§ What the task asks: Your answer must be the full set of records, repeated exactly.

§ Entries provided:
_ _ _

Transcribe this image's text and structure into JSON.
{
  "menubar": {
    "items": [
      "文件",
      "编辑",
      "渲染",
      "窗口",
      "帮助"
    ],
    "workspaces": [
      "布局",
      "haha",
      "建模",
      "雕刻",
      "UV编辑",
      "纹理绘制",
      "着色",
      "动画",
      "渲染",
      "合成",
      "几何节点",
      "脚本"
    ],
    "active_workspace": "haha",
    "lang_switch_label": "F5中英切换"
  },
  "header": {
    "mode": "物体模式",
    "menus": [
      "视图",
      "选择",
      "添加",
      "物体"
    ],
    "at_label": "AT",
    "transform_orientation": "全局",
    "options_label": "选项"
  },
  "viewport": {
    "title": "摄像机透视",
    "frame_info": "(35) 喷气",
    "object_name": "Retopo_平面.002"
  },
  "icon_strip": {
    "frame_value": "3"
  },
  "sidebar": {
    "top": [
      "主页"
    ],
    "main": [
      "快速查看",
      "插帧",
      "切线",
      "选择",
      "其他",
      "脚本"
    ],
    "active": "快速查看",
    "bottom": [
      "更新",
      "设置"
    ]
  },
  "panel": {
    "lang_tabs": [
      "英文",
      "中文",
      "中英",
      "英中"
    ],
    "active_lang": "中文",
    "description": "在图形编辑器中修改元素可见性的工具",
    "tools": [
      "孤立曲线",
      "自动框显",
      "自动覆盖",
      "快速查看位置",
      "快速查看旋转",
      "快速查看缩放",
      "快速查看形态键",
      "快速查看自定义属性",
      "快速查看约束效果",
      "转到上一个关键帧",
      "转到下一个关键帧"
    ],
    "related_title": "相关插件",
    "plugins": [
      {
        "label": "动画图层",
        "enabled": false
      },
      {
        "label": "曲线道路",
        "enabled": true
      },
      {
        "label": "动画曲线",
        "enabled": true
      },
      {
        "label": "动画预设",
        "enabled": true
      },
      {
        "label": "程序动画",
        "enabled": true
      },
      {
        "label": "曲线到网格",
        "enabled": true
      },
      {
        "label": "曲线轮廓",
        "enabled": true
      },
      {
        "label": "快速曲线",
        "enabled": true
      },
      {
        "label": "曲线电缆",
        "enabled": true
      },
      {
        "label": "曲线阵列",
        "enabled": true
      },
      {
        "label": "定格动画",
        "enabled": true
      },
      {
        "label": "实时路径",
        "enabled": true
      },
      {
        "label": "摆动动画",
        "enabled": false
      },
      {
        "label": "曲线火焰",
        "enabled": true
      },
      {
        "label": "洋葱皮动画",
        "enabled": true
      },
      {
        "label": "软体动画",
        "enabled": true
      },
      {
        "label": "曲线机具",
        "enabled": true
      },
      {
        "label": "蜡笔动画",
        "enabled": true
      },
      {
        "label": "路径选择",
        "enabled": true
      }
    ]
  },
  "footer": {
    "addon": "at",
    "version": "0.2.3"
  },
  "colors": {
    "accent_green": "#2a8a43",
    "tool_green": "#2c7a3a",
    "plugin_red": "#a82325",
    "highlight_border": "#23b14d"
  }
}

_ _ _

§ Your solution:
Transcribe this image's text and structure into JSON.
{
  "menubar": {
    "items": [
      "文件",
      "编辑",
      "渲染",
      "窗口",
      "帮助"
    ],
    "workspaces": [
      "布局",
      "haha",
      "建模",
      "雕刻",
      "UV编辑",
      "纹理绘制",
      "着色",
      "动画",
      "渲染",
      "合成",
      "几何节点",
      "脚本"
    ],
    "active_workspace": "haha",
    "lang_switch_label": "F5中英切换"
  },
  "header": {
    "mode": "物体模式",
    "menus": [
      "视图",
      "选择",
      "添加",
      "物体"
    ],
    "at_label": "AT",
    "transform_orientation": "全局",
    "options_label": "选项"
  },
  "viewport": {
    "title": "摄像机透视",
    "frame_info": "(35) 喷气",
    "object_name": "Retopo_平面.002"
  },
  "icon_strip": {
    "frame_value": "3"
  },
  "sidebar": {
    "top": [
      "主页"
    ],
    "main": [
      "快速查看",
      "插帧",
      "切线",
      "选择",
      "其他",
      "脚本"
    ],
    "active": "快速查看",
    "bottom": [
      "更新",
      "设置"
    ]
  },
  "panel": {
    "lang_tabs": [
      "英文",
      "中文",
      "中英",
      "英中"
    ],
    "active_lang": "中文",
    "description": "在图形编辑器中修改元素可见性的工具",
    "tools": [
      "孤立曲线",
      "自动框显",
      "自动覆盖",
      "快速查看位置",
      "快速查看旋转",
      "快速查看缩放",
      "快速查看形态键",
      "快速查看自定义属性",
      "快速查看约束效果",
      "转到上一个关键帧",
      "转到下一个关键帧"
    ],
    "related_title": "相关插件",
    "plugins": [
      {
        "label": "动画图层",
        "enabled": false
      },
      {
        "label": "曲线道路",
        "enabled": true
      },
      {
        "label": "动画曲线",
        "enabled": true
      },
      {
        "label": "动画预设",
        "enabled": true
      },
      {
        "label": "程序动画",
        "enabled": true
      },
      {
        "label": "曲线到网格",
        "enabled": true
      },
      {
        "label": "曲线轮廓",
        "enabled": true
      },
      {
        "label": "快速曲线",
        "enabled": true
      },
      {
        "label": "曲线电缆",
        "enabled": true
      },
      {
        "label": "曲线阵列",
        "enabled": true
      },
      {
        "label": "定格动画",
        "enabled": true
      },
      {
        "label": "实时路径",
        "enabled": true
      },
      {
        "label": "摆动动画",
        "enabled": false
      },
      {
        "label": "曲线火焰",
        "enabled": true
      },
      {
        "label": "洋葱皮动画",
        "enabled": true
      },
      {
        "label": "软体动画",
        "enabled": true
      },
      {
        "label": "曲线机具",
        "enabled": true
      },
      {
        "label": "蜡笔动画",
        "enabled": true
      },
      {
        "label": "路径选择",
        "enabled": true
      }
    ]
  },
  "footer": {
    "addon": "at",
    "version": "0.2.3"
  },
  "colors": {
    "accent_green": "#2a8a43",
    "tool_green": "#2c7a3a",
    "plugin_red": "#a82325",
    "highlight_border": "#23b14d"
  }
}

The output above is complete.